Now a revered commodity thanks to “The Office” and “Extras,” Ricky Gervais is making a rare journey to the U.S. to do standup, yet he only ventures a bit into his life as a star in his 75 minutes onstage. A precision-oriented writer with well-oiled timing, Gervais instead goes deep into non-politically correct territory, riffing on autistic kids, the Holocaust, AIDS and gay sex, diseases and the pervy behavior of his schoolmates, the belly laughs shifting around the Kodak Theater as nerves are struck. On his opening night in the States, Gervais’ no-nonsense approach hit every bull’s eye.
Truth plus emotional distance is Gervais’ stock in trade. He latches onto aspects of life not that well thought out, demanding consequence and logic; when it’s not present, regardless of whether it’s the diet of a 350-pound woman or a swimming elephant, he attacks.
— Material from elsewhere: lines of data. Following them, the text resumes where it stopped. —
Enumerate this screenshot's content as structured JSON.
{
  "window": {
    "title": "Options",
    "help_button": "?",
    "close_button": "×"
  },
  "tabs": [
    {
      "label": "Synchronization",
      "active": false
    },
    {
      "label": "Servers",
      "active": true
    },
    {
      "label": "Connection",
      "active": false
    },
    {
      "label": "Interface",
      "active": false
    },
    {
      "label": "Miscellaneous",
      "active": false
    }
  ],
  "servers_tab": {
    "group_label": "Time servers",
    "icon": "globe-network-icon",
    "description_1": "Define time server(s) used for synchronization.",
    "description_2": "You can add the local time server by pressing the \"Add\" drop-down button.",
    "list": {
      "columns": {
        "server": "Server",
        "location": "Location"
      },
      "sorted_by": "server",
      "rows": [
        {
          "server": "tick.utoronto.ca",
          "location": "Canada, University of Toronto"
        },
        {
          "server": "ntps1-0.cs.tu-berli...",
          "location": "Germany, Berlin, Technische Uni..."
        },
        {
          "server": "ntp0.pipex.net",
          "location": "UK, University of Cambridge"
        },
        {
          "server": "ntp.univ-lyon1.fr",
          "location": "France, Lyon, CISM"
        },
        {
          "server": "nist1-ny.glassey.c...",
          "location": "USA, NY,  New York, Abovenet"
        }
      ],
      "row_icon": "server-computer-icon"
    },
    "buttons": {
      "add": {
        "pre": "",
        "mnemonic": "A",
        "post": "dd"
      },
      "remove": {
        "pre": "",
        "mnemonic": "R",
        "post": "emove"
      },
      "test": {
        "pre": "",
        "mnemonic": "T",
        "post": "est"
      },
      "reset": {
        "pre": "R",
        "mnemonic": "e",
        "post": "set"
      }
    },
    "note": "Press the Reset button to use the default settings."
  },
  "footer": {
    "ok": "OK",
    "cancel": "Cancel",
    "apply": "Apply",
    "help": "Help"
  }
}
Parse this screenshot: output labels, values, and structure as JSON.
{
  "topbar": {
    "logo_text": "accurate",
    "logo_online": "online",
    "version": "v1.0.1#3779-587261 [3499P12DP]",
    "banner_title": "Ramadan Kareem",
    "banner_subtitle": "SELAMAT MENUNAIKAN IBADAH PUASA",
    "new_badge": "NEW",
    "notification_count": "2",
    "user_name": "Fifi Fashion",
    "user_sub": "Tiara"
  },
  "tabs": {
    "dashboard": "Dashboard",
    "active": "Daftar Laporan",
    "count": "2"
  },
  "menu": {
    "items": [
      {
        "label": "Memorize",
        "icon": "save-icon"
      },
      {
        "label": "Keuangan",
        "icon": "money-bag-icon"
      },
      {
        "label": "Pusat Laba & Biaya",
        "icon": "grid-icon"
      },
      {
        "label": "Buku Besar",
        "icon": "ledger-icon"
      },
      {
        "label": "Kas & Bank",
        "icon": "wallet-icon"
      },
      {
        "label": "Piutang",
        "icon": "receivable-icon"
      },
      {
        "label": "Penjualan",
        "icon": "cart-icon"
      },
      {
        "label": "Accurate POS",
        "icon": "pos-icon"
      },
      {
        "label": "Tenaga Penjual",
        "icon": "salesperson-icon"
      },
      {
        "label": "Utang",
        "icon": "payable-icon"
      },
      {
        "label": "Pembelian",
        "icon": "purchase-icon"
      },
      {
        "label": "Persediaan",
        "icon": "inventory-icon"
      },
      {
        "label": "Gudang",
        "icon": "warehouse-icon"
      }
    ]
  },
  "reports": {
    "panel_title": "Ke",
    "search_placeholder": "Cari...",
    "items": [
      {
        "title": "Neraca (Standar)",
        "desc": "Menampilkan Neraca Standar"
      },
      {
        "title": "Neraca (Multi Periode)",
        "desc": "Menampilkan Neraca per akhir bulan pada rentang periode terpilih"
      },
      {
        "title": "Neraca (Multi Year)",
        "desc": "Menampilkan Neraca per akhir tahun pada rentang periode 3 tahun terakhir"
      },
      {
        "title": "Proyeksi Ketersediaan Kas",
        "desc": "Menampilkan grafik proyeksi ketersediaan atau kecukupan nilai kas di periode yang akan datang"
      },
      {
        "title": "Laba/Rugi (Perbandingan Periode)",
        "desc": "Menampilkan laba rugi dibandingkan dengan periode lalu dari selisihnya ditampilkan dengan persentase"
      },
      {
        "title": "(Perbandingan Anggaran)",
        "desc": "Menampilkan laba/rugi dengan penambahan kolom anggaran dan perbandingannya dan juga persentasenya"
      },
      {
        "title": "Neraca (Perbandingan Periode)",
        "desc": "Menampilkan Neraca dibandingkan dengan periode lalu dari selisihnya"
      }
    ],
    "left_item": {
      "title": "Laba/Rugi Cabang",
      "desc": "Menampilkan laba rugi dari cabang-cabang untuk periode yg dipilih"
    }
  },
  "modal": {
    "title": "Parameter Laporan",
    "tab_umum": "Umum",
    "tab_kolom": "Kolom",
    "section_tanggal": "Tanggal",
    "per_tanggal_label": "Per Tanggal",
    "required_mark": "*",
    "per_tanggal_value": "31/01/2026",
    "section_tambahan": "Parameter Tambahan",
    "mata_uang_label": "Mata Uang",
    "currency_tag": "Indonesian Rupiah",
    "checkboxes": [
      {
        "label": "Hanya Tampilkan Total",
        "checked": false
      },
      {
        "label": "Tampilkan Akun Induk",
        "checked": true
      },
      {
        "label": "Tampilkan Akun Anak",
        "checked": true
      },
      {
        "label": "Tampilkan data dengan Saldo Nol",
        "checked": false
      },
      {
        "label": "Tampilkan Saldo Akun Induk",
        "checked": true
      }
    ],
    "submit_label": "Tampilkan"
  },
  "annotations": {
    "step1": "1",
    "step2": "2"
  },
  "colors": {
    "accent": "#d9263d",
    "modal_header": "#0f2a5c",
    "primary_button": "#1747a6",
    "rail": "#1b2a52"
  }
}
He is brash and penetrating, his routine filled with sharp asides, one of which is a straight theft from Eddie Izzard, and he never apologizes for anything that might go a bit too far, even his Anne Frank jokes. It’s easily forgotten that his attire when he enters the stage includes a crown and a cape. Symbolically, though, they linger as all of Gervais’ attacks come from a position of power.
Fat people, gay sex options, a theoretical meeting between Hitler and Nietzsche, the lack of moral consequence in Humpty Dumpty and animal facts from the Internet — it all works because it’s based on truth, whether the story concerns something he saw on the “Jerry Springer Show,” read on a pamphlet in 1989 or occurred at a public restroom near his house 30 years ago. And if anyone at your office questions whether commandos actually wear underpants, you know where they have been.
Race and politics are the only hot-button topics that do not make it into his Out of England show, which played two nights in L.A. and is booked tonight through Wednesday at the WaMu Theater at Madison Square Garden in New York. (HBO is taping in Gotham).
A running joke in his routine concerns his charity work, which leads to an elevated sense of entitlement and some shenanigans inspired by the movie “Rain Man.” Uproariously funny at its conclusion, it works as well as his TV shows, stripping away at the behavior of the privileged to reveal the fool.